» About this task: In the entries below, find the lines with the word "total" and copy them.

(Web page and app entries)
-- Opening Marker --
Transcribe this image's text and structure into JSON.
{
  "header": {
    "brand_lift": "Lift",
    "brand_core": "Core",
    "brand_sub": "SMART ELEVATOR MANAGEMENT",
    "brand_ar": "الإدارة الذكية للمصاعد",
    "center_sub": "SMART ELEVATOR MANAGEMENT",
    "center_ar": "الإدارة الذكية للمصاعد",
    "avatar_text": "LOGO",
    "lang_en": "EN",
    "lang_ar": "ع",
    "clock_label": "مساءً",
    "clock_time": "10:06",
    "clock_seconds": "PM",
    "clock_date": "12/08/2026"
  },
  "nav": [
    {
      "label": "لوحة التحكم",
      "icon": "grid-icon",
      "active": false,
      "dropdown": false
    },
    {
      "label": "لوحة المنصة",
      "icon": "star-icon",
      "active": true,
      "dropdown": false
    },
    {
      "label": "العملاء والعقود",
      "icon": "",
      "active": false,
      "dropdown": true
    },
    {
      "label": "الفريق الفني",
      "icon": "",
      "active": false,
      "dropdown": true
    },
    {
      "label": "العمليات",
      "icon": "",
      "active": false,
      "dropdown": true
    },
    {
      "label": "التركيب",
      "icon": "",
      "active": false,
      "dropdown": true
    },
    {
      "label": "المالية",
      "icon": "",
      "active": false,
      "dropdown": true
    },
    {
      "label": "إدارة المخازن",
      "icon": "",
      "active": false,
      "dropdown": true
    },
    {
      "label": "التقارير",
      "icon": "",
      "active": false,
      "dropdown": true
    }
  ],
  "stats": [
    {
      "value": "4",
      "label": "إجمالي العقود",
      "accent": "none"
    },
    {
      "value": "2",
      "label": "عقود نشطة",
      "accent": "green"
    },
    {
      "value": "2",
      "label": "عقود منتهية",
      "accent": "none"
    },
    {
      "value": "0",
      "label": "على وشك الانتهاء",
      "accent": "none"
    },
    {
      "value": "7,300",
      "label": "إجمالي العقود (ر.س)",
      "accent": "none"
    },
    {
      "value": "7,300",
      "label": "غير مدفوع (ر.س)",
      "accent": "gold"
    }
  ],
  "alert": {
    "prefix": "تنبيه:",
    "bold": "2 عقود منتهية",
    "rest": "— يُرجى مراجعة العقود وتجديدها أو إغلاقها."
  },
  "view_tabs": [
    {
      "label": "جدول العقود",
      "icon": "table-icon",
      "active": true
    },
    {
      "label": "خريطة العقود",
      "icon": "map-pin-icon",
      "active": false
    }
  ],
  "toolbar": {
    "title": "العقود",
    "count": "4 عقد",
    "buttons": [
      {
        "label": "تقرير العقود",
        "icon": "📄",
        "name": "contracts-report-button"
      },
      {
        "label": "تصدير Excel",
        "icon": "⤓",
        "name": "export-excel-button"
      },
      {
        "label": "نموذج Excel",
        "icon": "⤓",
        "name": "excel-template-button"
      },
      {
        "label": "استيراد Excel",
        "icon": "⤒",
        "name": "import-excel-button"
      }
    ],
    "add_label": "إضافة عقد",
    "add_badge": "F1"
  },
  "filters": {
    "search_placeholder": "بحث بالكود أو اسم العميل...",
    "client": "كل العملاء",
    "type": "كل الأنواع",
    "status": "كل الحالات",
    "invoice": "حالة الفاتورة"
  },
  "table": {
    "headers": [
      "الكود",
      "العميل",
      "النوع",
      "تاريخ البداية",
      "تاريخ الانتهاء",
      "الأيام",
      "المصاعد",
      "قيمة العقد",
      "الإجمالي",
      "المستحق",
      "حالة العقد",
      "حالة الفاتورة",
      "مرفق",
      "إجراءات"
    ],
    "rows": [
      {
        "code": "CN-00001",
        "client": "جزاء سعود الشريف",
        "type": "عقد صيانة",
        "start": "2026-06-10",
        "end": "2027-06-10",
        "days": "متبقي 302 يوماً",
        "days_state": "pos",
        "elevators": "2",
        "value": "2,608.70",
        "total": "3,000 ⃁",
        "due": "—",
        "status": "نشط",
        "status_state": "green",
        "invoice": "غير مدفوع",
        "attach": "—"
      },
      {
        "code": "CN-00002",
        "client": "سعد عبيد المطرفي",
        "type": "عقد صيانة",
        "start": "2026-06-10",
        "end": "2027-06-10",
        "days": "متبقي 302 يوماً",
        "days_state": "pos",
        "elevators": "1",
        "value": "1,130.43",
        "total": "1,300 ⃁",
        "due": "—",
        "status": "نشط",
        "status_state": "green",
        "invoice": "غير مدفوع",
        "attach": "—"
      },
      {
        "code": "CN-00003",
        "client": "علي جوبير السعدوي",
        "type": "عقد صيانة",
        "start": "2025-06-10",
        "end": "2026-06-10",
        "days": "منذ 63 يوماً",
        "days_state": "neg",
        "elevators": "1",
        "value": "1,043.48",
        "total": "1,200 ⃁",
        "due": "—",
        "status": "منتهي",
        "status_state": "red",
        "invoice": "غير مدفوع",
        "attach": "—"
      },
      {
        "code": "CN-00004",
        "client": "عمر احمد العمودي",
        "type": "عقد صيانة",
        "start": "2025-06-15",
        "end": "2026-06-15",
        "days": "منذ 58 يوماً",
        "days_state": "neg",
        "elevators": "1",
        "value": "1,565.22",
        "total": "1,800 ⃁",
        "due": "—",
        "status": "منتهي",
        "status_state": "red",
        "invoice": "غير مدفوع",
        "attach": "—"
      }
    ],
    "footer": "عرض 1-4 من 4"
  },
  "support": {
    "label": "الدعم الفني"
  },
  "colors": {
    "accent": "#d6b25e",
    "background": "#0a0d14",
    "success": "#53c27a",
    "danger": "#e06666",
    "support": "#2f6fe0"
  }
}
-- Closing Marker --
» Response to this exercise:
        "total": "3,000 ⃁",
        "total": "1,300 ⃁",
        "total": "1,200 ⃁",
        "total": "1,800 ⃁",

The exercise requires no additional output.